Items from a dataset
*** Begin section ***
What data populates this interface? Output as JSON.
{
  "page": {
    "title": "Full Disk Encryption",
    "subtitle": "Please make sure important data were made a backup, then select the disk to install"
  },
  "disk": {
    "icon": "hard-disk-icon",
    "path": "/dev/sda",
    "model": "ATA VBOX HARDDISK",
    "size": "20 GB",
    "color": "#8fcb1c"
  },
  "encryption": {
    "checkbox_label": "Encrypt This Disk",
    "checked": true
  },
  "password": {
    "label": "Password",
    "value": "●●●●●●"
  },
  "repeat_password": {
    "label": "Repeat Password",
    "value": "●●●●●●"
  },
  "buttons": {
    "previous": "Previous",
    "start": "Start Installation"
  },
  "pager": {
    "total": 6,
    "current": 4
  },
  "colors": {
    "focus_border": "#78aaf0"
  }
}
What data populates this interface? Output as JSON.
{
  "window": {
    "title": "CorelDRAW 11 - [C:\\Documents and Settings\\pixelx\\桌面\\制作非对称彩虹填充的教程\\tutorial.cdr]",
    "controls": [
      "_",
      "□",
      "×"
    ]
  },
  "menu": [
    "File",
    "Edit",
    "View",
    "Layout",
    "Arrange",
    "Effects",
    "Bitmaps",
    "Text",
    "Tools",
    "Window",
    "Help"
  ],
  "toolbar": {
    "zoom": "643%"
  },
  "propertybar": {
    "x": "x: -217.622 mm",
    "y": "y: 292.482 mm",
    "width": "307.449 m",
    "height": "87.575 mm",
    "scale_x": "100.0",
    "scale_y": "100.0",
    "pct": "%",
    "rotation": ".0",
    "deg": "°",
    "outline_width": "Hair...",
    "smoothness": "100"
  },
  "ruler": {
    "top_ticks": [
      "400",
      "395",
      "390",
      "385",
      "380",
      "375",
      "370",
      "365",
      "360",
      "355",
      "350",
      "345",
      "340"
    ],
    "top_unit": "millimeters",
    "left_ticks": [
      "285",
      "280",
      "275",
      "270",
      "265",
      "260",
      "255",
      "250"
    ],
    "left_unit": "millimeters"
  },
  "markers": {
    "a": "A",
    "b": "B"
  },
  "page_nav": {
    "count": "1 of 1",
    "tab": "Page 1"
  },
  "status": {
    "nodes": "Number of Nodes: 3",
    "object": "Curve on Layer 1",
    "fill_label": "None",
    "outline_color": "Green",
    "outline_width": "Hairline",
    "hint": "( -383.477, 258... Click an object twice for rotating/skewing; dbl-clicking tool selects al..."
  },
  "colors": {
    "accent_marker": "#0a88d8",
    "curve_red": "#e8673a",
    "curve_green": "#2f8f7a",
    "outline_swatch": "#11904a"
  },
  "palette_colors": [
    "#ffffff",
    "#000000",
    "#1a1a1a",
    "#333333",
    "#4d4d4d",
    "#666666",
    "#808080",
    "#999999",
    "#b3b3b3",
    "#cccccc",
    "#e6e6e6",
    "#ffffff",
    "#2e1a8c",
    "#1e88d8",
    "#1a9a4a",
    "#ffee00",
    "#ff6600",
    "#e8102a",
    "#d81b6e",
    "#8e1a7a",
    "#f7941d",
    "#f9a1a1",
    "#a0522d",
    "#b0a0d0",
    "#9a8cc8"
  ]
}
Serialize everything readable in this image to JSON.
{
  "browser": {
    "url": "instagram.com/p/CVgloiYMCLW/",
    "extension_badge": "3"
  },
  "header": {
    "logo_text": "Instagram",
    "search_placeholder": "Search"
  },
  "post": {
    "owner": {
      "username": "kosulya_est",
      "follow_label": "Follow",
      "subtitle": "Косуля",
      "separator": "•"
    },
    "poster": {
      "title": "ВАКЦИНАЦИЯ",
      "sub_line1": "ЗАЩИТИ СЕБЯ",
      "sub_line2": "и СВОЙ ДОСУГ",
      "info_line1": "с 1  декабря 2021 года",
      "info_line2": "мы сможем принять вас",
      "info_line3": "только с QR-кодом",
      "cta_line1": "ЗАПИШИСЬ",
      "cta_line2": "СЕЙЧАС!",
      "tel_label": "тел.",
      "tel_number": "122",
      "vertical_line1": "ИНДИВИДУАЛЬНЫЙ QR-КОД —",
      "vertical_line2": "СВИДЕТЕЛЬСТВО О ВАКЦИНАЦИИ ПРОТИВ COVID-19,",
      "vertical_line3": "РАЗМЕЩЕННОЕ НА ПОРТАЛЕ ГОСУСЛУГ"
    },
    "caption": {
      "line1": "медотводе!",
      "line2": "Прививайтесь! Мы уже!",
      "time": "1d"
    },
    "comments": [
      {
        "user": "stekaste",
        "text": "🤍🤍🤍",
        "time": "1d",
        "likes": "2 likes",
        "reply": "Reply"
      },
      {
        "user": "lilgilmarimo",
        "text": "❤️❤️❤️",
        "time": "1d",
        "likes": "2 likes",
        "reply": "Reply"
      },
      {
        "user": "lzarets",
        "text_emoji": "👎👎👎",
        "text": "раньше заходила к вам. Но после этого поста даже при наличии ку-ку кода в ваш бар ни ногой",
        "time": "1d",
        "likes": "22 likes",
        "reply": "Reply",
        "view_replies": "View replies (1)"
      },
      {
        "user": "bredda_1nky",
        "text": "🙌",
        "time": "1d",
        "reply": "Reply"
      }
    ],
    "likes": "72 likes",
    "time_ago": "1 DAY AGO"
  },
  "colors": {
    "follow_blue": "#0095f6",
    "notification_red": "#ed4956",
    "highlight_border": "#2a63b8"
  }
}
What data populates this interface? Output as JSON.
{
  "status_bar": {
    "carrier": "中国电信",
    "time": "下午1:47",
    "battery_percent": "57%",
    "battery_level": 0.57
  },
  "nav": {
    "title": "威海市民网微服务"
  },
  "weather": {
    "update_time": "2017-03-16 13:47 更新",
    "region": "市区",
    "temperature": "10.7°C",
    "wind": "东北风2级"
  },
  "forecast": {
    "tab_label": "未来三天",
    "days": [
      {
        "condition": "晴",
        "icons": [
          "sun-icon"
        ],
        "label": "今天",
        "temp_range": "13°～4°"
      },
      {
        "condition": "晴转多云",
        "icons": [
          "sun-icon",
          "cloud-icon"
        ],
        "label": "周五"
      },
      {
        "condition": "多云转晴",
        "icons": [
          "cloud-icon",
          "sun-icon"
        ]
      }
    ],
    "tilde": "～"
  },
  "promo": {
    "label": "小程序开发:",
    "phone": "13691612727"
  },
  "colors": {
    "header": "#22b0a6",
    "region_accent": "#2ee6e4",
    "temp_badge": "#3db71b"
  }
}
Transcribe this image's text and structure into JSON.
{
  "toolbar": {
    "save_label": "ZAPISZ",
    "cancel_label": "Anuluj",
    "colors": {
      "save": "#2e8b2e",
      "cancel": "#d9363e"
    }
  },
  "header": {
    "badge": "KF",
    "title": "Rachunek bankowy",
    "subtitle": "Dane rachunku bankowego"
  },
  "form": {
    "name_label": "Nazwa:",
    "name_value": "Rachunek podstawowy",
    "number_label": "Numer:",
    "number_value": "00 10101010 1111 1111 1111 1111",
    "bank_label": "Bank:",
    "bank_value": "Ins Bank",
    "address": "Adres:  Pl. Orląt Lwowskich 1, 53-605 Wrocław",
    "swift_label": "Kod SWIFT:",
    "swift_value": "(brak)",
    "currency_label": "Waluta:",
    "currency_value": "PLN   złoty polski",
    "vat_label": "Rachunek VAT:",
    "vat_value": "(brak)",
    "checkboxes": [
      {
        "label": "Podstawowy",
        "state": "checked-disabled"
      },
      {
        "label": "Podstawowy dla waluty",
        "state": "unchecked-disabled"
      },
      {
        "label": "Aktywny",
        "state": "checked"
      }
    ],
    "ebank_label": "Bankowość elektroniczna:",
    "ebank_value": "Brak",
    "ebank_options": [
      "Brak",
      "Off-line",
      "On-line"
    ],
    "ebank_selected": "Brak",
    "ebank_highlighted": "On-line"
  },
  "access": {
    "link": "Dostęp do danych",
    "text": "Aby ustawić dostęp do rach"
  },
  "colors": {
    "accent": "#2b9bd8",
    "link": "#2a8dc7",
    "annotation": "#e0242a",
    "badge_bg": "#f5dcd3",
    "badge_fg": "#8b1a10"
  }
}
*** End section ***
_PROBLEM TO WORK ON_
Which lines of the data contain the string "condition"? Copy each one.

_EXERCISE ANSWER_
        "condition": "晴",
        "condition": "晴转多云",
        "condition": "多云转晴",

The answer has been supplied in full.